During the regular season, the team was 42-34 (.553) with Gomes in the starting lineup and 72-49 (.595) when Nava started, although there was some overlap there with Nava spending a good deal of time in right field when Shane Victorino was injured.
Shane Robinson Is No Carlos Beltran
Shane Robinson AB Per HR: 68.4 (in regular season career, 5 in 342 AB)
Carlos Beltran AB Per HR: 10.3 (in postseason career, 16 in 164 AB)
After a two-hit, two-RBI performance against Clayton Kershaw in Game 6 of the NLCS, the Cardinals opted to start Shane Robinson over Jon Jay in center field again for Game 1 of the World Series.
However, by the bottom of the third inning, both guys were in the game anyway as Carlos Beltran was forced to leave with what was reported on the broadcast as a rib contusion.
Beltran had robbed what would have been a grand slam from David Ortiz in the bottom of the second, but crashed hard into the short right field wall at Fenway in the process.
According to Matt Snyder of CBS Sports, Beltran was taken to the hospital following his removal from the game, so there is at least a chance this could be a significant injury.
Robinson has no doubt given the team a nice spark over the last few games, but Beltran is one of the greatest postseason performers of all time and Robinson simply can't replace him if he does in fact miss significant time.
Jon Lester Steps His Game Up in the Fall Classic
Consecutive Scoreless Innings to start WS Career: 13.1
Boston Record: 17 (Jim Lonborg, 1967)
The Red Sox have a long and storied history, so breaking into their record books is no easy feat, but Jon Lester took a big step towards doing just that on Wednesday with his 7.2 scoreless innings of work.
That outing, combined with his first and only other World Series start back in 2007 when he threw 5.2 scoreless innings against the Rockies, gives him the third-longest scoreless innings streak to open a career in team World Series history.

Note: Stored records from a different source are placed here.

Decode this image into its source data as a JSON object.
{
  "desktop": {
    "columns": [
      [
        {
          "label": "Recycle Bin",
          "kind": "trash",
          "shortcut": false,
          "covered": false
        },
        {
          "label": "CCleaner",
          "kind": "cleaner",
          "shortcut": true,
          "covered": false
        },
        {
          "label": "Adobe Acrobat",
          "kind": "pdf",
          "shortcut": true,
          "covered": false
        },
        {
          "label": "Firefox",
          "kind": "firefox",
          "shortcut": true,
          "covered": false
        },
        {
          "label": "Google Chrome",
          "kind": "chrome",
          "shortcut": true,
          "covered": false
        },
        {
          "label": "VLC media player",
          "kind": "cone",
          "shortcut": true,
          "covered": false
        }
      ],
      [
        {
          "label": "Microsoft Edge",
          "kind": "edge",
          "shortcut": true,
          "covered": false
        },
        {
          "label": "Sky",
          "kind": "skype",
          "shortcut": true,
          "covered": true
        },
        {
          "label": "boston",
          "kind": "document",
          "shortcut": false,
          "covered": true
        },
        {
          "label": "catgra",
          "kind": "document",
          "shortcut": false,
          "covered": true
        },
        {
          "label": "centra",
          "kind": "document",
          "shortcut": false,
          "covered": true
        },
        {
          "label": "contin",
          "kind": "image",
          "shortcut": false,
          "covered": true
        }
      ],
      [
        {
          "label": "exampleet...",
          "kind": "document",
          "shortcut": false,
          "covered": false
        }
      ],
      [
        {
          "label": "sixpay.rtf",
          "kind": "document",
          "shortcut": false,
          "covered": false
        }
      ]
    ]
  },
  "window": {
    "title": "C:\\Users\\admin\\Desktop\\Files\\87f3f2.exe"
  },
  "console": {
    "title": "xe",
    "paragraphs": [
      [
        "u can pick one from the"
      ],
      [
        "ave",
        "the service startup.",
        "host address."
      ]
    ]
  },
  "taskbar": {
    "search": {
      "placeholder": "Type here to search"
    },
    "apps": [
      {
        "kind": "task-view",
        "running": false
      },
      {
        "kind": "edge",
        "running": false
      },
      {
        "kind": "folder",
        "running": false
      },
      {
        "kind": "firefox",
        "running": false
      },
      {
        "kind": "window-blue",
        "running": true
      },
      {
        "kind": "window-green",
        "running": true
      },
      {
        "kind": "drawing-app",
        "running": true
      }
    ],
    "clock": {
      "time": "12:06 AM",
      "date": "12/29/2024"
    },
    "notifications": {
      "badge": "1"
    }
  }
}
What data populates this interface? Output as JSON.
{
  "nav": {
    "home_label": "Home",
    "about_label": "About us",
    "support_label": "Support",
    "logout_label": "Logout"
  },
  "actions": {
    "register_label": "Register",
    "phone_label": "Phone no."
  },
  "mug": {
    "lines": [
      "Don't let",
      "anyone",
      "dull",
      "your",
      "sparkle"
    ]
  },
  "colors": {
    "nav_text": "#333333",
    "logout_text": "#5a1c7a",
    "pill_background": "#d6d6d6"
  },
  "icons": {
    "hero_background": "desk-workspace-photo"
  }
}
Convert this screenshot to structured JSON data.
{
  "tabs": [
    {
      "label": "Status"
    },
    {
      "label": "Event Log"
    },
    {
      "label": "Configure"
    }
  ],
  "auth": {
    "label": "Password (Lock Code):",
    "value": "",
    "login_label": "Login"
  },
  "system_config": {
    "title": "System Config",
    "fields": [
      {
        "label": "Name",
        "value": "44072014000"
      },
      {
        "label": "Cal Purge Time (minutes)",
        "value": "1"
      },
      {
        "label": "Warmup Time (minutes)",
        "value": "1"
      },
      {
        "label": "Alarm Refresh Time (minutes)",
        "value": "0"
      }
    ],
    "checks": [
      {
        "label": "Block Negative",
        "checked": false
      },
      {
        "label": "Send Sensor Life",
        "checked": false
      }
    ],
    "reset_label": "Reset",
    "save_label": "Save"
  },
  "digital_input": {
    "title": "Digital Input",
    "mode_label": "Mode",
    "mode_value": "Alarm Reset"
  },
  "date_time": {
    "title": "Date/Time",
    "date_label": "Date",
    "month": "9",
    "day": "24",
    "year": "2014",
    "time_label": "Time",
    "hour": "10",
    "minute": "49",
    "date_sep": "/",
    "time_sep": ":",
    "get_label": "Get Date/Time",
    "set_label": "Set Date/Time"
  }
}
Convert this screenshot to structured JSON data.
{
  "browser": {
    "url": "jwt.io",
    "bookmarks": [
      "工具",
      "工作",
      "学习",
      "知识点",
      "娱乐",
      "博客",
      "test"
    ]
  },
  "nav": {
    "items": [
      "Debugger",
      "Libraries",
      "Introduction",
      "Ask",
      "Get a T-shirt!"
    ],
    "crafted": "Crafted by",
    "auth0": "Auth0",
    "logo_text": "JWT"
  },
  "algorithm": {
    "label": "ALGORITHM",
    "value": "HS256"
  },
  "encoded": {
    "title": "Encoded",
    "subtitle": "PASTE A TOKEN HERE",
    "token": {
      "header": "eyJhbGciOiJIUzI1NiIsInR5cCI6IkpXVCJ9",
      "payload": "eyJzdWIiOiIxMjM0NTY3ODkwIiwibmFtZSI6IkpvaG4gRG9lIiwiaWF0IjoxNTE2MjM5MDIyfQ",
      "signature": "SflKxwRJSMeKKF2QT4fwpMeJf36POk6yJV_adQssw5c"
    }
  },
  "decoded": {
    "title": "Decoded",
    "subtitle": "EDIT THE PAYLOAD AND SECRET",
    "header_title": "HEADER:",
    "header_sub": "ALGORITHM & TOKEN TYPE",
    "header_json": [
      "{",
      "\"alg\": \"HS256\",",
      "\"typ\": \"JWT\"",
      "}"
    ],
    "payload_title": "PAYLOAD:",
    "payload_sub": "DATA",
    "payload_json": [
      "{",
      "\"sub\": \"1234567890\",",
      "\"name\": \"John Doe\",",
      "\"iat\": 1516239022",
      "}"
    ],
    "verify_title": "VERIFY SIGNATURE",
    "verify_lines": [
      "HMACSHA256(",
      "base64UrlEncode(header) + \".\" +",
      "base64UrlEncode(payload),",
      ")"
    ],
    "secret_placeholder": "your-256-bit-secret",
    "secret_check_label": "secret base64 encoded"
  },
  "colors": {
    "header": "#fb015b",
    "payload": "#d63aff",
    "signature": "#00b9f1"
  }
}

Bruce Hurst (15.1 IP in 1986), Luis Tiant (13.1 in 1975) and Dave Ferriss (10.1 in 1946) join Lester in double-digits, as the left-hander will be gunning for the team record his next time out.
Lester was the unquestioned ace of the Red Sox staff entering the postseason, and he's proven he deserves that title so far this October.
*It's worth noting, Babe Ruth allowed a run in his very first inning of World Series work back in 1916, then rattled off a then-record 29.2 consecutive scoreless innings extending two starts into the 1918 World Series. That record stood until 1961, when Whitey Ford set the current record with 33.2 straight shutout innings.
Game 1 Winners Go on to Win It All 63% of the Time
Since 1903 (First World Series), Game 1 winners are: 68-40 (63%)
Since 1969 (Addition of LCS), Game 1 winners are: 30-14 (68%)
Since 1995 (Addition of LDS) Game 1 winners are: 16-3 (84%)
Winning Game 1 is certainly a nice start to any teams hopes of capping off a title run, but how big of a step is a Game 1 victory?
Up until the addition of the Division Series in 1995, teams that won Game 1 of the World Series went a combined 52-37 (.584), so while there was a slight advantage towards the Game 1 winner, it was not an eye-popping advantage by any means.
However, since the Wild Card was introduced and the playoff format was changed in 1995, the team winning Game 1 is 16-3 in the World Series, so it would seem the Red Sox took a major step in jumping out to an early series lead.